WHAT NEEDS TO BE DONE: Copy out the entire listing, keeping each line exactly as it is.

═════ RECORDS SUPPLIED

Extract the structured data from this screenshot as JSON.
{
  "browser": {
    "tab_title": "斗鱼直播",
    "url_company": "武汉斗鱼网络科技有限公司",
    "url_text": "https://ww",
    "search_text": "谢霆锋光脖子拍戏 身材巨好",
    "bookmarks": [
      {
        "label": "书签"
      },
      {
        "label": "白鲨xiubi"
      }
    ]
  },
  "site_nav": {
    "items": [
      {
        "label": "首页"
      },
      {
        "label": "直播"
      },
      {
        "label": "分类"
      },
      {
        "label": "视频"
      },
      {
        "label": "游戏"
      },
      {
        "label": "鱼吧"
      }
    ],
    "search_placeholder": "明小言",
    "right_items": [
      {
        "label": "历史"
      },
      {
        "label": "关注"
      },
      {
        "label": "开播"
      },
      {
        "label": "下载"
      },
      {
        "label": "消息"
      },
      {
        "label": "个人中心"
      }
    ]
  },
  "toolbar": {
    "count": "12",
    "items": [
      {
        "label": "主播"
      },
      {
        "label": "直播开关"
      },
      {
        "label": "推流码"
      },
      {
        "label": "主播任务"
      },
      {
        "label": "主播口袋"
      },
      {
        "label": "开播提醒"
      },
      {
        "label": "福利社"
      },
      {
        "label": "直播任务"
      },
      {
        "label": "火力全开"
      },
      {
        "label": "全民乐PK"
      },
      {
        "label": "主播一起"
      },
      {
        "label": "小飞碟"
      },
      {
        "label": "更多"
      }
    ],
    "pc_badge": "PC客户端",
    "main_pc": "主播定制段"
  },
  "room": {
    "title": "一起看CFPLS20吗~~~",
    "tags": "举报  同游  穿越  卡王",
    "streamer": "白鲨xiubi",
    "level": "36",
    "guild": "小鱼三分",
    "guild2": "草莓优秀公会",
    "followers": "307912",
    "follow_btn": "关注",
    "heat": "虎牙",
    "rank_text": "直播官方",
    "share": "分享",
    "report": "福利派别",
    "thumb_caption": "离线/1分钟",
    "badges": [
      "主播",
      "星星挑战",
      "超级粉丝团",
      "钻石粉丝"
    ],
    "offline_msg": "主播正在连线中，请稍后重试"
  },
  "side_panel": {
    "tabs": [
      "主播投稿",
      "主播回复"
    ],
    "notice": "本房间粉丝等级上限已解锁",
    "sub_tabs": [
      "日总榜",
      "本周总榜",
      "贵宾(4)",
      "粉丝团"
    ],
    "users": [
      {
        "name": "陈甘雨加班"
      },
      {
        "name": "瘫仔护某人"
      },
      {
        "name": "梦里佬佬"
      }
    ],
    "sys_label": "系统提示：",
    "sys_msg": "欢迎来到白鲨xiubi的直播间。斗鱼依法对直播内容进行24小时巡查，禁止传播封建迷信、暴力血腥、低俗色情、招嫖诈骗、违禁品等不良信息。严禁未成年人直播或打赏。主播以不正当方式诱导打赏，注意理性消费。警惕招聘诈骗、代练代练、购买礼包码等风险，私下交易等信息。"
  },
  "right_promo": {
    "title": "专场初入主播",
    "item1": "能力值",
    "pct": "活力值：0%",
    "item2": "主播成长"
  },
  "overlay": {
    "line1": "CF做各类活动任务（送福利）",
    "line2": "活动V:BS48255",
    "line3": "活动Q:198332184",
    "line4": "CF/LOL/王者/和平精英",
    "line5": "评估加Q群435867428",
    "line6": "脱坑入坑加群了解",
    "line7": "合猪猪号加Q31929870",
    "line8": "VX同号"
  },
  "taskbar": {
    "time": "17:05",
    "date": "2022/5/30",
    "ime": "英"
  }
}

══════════

ANSWER BOX:
Extract the structured data from this screenshot as JSON.
{
  "browser": {
    "tab_title": "斗鱼直播",
    "url_company": "武汉斗鱼网络科技有限公司",
    "url_text": "https://ww",
    "search_text": "谢霆锋光脖子拍戏 身材巨好",
    "bookmarks": [
      {
        "label": "书签"
      },
      {
        "label": "白鲨xiubi"
      }
    ]
  },
  "site_nav": {
    "items": [
      {
        "label": "首页"
      },
      {
        "label": "直播"
      },
      {
        "label": "分类"
      },
      {
        "label": "视频"
      },
      {
        "label": "游戏"
      },
      {
        "label": "鱼吧"
      }
    ],
    "search_placeholder": "明小言",
    "right_items": [
      {
        "label": "历史"
      },
      {
        "label": "关注"
      },
      {
        "label": "开播"
      },
      {
        "label": "下载"
      },
      {
        "label": "消息"
      },
      {
        "label": "个人中心"
      }
    ]
  },
  "toolbar": {
    "count": "12",
    "items": [
      {
        "label": "主播"
      },
      {
        "label": "直播开关"
      },
      {
        "label": "推流码"
      },
      {
        "label": "主播任务"
      },
      {
        "label": "主播口袋"
      },
      {
        "label": "开播提醒"
      },
      {
        "label": "福利社"
      },
      {
        "label": "直播任务"
      },
      {
        "label": "火力全开"
      },
      {
        "label": "全民乐PK"
      },
      {
        "label": "主播一起"
      },
      {
        "label": "小飞碟"
      },
      {
        "label": "更多"
      }
    ],
    "pc_badge": "PC客户端",
    "main_pc": "主播定制段"
  },
  "room": {
    "title": "一起看CFPLS20吗~~~",
    "tags": "举报  同游  穿越  卡王",
    "streamer": "白鲨xiubi",
    "level": "36",
    "guild": "小鱼三分",
    "guild2": "草莓优秀公会",
    "followers": "307912",
    "follow_btn": "关注",
    "heat": "虎牙",
    "rank_text": "直播官方",
    "share": "分享",
    "report": "福利派别",
    "thumb_caption": "离线/1分钟",
    "badges": [
      "主播",
      "星星挑战",
      "超级粉丝团",
      "钻石粉丝"
    ],
    "offline_msg": "主播正在连线中，请稍后重试"
  },
  "side_panel": {
    "tabs": [
      "主播投稿",
      "主播回复"
    ],
    "notice": "本房间粉丝等级上限已解锁",
    "sub_tabs": [
      "日总榜",
      "本周总榜",
      "贵宾(4)",
      "粉丝团"
    ],
    "users": [
      {
        "name": "陈甘雨加班"
      },
      {
        "name": "瘫仔护某人"
      },
      {
        "name": "梦里佬佬"
      }
    ],
    "sys_label": "系统提示：",
    "sys_msg": "欢迎来到白鲨xiubi的直播间。斗鱼依法对直播内容进行24小时巡查，禁止传播封建迷信、暴力血腥、低俗色情、招嫖诈骗、违禁品等不良信息。严禁未成年人直播或打赏。主播以不正当方式诱导打赏，注意理性消费。警惕招聘诈骗、代练代练、购买礼包码等风险，私下交易等信息。"
  },
  "right_promo": {
    "title": "专场初入主播",
    "item1": "能力值",
    "pct": "活力值：0%",
    "item2": "主播成长"
  },
  "overlay": {
    "line1": "CF做各类活动任务（送福利）",
    "line2": "活动V:BS48255",
    "line3": "活动Q:198332184",
    "line4": "CF/LOL/王者/和平精英",
    "line5": "评估加Q群435867428",
    "line6": "脱坑入坑加群了解",
    "line7": "合猪猪号加Q31929870",
    "line8": "VX同号"
  },
  "taskbar": {
    "time": "17:05",
    "date": "2022/5/30",
    "ime": "英"
  }
}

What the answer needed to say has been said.